====== SOURCE MATERIAL ======

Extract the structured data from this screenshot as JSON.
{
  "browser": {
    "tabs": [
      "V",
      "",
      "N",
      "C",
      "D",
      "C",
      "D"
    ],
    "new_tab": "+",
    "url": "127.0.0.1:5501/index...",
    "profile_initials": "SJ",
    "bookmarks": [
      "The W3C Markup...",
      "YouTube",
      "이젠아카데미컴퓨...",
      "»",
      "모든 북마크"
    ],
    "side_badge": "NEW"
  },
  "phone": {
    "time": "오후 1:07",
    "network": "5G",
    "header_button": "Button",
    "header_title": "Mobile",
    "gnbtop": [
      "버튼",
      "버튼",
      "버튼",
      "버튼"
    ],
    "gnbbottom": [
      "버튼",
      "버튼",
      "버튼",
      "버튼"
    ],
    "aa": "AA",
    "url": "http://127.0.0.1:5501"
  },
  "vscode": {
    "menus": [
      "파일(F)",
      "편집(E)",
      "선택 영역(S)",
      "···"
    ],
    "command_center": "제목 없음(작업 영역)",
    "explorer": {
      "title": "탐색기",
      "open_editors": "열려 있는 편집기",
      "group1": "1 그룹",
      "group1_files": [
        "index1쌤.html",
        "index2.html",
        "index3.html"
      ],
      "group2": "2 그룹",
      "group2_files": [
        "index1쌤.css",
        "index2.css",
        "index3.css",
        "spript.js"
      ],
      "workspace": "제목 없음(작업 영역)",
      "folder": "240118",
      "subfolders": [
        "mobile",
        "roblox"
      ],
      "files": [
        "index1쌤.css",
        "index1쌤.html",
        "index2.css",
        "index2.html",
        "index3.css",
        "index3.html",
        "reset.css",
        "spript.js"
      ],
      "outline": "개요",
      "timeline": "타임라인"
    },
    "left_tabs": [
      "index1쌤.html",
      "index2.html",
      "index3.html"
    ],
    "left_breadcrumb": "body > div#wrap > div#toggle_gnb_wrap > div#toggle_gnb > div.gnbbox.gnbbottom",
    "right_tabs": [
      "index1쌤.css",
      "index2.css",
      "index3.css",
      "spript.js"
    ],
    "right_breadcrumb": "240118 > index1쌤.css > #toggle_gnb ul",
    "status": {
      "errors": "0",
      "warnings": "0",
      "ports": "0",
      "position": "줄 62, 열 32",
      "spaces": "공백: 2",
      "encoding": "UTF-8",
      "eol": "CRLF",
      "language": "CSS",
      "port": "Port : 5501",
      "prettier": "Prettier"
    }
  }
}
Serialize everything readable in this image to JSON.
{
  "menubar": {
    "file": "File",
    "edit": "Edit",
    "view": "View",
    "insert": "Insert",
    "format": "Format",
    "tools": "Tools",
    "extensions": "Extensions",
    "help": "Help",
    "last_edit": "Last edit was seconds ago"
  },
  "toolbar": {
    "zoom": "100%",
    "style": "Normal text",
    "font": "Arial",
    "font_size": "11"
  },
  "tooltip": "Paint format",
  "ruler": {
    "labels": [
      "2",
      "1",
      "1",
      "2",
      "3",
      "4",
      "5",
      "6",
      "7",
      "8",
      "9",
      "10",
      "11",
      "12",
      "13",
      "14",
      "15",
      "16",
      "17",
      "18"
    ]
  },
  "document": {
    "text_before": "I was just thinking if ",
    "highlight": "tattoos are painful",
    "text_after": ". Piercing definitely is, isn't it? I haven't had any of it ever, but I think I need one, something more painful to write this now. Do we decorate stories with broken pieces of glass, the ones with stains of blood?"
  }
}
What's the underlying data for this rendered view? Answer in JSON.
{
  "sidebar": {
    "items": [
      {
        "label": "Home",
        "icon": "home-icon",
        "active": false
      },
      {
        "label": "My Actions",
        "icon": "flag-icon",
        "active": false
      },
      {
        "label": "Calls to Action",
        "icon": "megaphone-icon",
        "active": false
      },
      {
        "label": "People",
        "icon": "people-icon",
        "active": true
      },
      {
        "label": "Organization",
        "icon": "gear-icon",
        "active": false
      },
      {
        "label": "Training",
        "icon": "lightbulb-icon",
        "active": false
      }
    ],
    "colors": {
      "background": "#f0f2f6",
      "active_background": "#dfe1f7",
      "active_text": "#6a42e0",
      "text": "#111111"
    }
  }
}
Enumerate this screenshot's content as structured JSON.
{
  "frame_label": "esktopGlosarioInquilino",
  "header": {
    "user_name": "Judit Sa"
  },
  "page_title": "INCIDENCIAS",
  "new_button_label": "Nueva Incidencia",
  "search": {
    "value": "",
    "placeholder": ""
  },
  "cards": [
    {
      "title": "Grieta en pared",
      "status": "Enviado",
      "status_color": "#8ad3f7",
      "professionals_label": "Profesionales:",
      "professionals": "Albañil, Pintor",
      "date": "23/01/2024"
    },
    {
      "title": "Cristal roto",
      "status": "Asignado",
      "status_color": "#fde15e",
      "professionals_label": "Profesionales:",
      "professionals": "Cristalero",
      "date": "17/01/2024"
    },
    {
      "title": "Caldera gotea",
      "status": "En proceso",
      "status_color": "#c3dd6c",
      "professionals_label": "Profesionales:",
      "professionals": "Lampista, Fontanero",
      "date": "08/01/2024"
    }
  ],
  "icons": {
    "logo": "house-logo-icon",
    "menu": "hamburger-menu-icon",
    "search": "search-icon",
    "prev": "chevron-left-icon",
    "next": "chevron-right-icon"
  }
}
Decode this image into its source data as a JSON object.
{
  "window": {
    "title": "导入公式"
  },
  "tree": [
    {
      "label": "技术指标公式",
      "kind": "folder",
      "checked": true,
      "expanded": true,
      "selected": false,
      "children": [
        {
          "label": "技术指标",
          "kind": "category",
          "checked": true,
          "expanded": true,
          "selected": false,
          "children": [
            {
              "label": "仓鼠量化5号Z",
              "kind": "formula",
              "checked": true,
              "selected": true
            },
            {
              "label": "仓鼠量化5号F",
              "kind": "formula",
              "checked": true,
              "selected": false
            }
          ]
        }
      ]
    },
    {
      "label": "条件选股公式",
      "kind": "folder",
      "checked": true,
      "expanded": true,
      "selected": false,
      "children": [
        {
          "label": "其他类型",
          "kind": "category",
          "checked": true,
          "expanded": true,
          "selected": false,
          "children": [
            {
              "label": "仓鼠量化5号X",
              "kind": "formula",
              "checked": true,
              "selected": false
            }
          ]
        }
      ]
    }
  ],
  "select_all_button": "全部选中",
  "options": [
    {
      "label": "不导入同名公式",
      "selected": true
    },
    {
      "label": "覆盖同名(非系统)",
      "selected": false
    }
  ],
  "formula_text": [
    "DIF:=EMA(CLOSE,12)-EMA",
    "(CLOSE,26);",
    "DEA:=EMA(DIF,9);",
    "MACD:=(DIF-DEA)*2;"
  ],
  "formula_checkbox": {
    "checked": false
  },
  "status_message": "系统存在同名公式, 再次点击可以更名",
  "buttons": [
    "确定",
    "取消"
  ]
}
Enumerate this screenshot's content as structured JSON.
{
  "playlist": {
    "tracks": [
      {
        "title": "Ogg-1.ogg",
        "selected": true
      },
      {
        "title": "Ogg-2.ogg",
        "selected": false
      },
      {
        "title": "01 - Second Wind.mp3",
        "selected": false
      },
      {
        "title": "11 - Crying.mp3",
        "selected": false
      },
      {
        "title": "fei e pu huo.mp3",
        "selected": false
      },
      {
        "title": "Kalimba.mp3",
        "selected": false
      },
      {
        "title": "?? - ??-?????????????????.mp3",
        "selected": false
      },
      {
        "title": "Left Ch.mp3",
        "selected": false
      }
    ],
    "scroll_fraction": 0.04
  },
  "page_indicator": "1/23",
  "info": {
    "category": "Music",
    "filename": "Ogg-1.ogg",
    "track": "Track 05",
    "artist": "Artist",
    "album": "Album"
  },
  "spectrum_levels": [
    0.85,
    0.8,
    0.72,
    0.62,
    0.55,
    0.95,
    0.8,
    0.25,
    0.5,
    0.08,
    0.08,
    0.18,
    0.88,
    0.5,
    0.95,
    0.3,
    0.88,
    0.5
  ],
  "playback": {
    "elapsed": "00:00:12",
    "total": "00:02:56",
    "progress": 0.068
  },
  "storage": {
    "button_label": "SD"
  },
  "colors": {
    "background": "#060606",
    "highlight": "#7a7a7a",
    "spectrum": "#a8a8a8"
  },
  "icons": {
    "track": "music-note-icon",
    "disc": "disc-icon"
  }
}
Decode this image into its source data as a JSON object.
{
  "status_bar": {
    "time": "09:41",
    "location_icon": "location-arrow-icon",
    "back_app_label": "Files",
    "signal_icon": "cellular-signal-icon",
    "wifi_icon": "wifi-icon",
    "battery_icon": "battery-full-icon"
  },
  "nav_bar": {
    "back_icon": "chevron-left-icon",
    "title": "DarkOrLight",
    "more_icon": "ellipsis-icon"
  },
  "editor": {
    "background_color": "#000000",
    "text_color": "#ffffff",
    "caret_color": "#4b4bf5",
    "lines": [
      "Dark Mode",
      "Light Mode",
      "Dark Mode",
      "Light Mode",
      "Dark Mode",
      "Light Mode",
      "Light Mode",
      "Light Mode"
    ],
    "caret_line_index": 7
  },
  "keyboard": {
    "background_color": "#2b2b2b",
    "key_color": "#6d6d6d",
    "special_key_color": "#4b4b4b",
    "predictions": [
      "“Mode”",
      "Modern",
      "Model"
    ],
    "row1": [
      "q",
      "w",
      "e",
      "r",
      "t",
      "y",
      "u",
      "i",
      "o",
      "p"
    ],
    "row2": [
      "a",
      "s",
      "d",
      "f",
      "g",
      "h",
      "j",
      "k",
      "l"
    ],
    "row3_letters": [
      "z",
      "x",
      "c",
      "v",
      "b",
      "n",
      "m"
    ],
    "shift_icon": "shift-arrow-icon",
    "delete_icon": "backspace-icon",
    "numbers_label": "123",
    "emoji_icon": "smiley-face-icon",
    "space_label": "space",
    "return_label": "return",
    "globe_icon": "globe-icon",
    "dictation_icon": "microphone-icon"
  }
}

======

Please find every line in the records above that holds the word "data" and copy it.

Extract the structured data from this screenshot as JSON.
What's the underlying data for this rendered view? Answer in JSON.
Decode this image into its source data as a JSON object.
Decode this image into its source data as a JSON object.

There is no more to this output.